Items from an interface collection
◆ ◆ ◆

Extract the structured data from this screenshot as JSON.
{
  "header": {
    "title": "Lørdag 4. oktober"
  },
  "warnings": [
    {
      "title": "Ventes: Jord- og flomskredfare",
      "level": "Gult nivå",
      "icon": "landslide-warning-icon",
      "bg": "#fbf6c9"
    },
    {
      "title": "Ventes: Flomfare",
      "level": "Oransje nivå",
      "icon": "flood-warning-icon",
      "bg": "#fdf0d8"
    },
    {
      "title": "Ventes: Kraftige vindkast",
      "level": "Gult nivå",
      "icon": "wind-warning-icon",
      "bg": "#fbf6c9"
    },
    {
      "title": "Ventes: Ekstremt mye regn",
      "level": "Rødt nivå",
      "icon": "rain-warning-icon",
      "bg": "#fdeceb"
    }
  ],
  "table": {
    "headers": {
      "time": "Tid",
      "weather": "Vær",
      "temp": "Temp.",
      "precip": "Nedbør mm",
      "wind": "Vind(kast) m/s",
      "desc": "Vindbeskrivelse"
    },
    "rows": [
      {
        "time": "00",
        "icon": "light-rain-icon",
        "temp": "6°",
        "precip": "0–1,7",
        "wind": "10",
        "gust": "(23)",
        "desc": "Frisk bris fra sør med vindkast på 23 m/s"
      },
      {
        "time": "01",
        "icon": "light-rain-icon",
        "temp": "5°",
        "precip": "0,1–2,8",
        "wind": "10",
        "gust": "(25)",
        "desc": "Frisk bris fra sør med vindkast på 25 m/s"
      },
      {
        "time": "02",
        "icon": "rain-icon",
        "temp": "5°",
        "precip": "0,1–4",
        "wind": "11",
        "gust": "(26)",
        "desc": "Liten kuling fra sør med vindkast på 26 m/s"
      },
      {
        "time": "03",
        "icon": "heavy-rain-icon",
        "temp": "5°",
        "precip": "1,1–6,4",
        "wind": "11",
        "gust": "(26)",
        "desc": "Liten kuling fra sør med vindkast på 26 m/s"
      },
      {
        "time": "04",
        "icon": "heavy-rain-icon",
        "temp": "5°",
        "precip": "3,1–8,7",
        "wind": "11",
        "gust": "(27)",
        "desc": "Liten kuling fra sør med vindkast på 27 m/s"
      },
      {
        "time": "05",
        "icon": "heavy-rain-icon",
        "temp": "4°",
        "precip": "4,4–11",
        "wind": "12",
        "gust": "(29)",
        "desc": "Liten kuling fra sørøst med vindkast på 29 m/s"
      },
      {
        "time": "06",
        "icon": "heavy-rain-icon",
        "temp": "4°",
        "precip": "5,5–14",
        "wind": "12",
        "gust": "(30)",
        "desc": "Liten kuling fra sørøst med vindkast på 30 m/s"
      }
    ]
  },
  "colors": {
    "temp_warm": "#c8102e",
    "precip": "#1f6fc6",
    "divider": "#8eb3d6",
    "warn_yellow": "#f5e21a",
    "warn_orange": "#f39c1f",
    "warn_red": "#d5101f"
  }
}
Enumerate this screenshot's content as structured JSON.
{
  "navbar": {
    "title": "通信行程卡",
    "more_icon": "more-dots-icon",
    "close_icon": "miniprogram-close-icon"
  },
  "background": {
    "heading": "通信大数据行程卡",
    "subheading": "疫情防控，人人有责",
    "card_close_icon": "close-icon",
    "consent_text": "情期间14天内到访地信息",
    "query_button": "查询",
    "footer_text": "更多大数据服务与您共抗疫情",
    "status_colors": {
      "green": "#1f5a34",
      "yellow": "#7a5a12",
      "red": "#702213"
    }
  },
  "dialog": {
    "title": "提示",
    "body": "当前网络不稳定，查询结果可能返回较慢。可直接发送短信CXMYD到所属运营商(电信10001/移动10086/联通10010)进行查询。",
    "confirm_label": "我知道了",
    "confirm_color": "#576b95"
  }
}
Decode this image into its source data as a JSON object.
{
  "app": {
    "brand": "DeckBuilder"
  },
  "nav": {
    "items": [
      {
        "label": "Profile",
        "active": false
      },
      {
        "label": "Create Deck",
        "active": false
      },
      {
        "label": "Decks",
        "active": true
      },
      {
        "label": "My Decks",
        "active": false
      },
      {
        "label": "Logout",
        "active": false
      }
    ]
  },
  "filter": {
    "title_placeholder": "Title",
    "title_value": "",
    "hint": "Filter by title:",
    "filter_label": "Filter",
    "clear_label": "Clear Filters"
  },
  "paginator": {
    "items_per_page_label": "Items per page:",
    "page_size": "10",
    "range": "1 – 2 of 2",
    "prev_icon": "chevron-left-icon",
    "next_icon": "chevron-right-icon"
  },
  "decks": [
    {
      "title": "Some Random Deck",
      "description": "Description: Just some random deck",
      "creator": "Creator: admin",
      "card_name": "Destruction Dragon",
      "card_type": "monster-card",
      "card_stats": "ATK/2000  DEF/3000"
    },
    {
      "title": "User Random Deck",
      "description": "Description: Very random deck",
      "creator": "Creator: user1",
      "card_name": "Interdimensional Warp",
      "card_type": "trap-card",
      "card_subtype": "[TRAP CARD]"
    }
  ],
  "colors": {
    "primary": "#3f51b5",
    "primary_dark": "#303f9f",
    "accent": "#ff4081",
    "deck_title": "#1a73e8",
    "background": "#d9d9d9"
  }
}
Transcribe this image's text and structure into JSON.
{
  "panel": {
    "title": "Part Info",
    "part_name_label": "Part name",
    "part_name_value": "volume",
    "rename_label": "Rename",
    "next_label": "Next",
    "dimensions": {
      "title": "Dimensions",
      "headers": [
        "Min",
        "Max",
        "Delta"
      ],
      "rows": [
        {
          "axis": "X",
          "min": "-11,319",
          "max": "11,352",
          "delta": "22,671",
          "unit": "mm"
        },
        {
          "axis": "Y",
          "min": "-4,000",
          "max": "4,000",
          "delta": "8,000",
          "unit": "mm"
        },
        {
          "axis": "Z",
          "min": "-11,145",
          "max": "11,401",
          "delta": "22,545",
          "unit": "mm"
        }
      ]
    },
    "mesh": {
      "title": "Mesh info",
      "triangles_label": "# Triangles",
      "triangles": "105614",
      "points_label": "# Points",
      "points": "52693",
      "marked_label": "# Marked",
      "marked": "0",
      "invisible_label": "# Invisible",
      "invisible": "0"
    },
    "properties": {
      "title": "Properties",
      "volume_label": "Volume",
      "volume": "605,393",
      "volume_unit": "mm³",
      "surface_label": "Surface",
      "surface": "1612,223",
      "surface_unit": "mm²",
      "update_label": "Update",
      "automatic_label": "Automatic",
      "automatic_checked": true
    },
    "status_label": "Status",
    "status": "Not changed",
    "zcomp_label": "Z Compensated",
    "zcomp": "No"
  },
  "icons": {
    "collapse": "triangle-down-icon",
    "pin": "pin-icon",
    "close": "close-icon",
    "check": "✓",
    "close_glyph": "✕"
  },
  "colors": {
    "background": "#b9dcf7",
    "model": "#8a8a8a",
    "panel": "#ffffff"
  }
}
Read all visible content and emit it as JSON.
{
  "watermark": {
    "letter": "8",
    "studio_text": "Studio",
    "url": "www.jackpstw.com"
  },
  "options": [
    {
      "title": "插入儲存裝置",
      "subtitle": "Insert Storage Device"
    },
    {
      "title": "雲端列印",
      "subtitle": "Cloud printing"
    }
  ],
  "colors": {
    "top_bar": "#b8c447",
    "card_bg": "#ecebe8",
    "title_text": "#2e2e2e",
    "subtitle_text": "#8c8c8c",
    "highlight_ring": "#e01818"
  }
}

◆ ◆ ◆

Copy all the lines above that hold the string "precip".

EXERCISE OUTPUT →
      "precip": "Nedbør mm",
        "precip": "0–1,7",
        "precip": "0,1–2,8",
        "precip": "0,1–4",
        "precip": "1,1–6,4",
        "precip": "3,1–8,7",
        "precip": "4,4–11",
        "precip": "5,5–14",
    "precip": "#1f6fc6",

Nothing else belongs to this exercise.